Copy out the listing that follows, exact in every word, and skip the images.

▶ RAW DATA
──────
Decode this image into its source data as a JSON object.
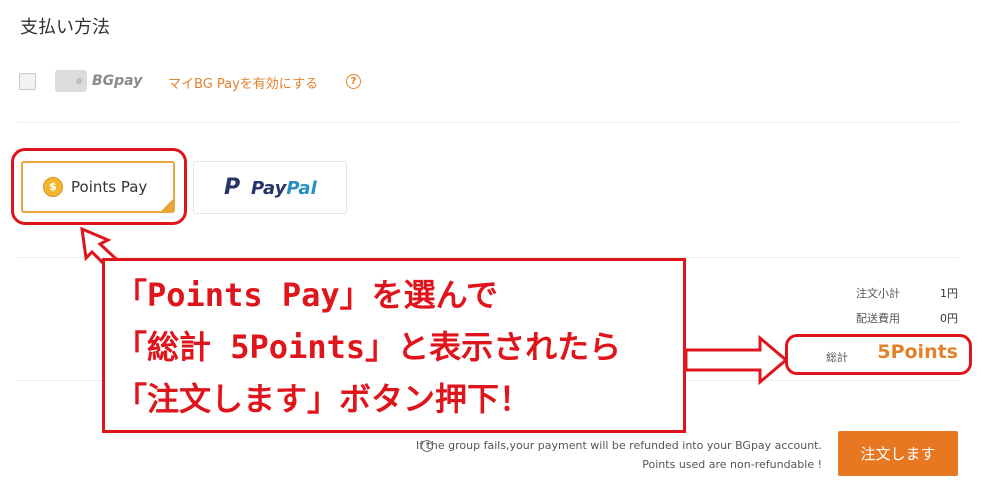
{
  "section_title": "支払い方法",
  "bgpay": {
    "logo_text": "BGpay",
    "enable_link": "マイBG Payを有効にする",
    "help_symbol": "?"
  },
  "methods": [
    {
      "label": "Points Pay",
      "coin_symbol": "$",
      "selected": true
    },
    {
      "label_a": "Pay",
      "label_b": "Pal",
      "selected": false
    }
  ],
  "summary": {
    "subtotal_label": "注文小計",
    "subtotal_value": "1円",
    "shipping_label": "配送費用",
    "shipping_value": "0円",
    "total_label": "総計",
    "total_value": "5Points"
  },
  "notices": {
    "refund": "If the group fails,your payment will be refunded into your BGpay account.",
    "non_refundable": "Points used are non-refundable !"
  },
  "order_button_label": "注文します",
  "annotation": {
    "lines": [
      "「Points Pay」を選んで",
      "「総計 5Points」と表示されたら",
      "「注文します」ボタン押下！"
    ]
  },
  "colors": {
    "accent": "#e3812b",
    "button": "#e87722",
    "annotation_red": "#e0141b",
    "paypal_dark": "#27346a",
    "paypal_light": "#2790c3"
  }
}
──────
▶ EXERCISE SOLUTION
Decode this image into its source data as a JSON object.
{
  "section_title": "支払い方法",
  "bgpay": {
    "logo_text": "BGpay",
    "enable_link": "マイBG Payを有効にする",
    "help_symbol": "?"
  },
  "methods": [
    {
      "label": "Points Pay",
      "coin_symbol": "$",
      "selected": true
    },
    {
      "label_a": "Pay",
      "label_b": "Pal",
      "selected": false
    }
  ],
  "summary": {
    "subtotal_label": "注文小計",
    "subtotal_value": "1円",
    "shipping_label": "配送費用",
    "shipping_value": "0円",
    "total_label": "総計",
    "total_value": "5Points"
  },
  "notices": {
    "refund": "If the group fails,your payment will be refunded into your BGpay account.",
    "non_refundable": "Points used are non-refundable !"
  },
  "order_button_label": "注文します",
  "annotation": {
    "lines": [
      "「Points Pay」を選んで",
      "「総計 5Points」と表示されたら",
      "「注文します」ボタン押下！"
    ]
  },
  "colors": {
    "accent": "#e3812b",
    "button": "#e87722",
    "annotation_red": "#e0141b",
    "paypal_dark": "#27346a",
    "paypal_light": "#2790c3"
  }
}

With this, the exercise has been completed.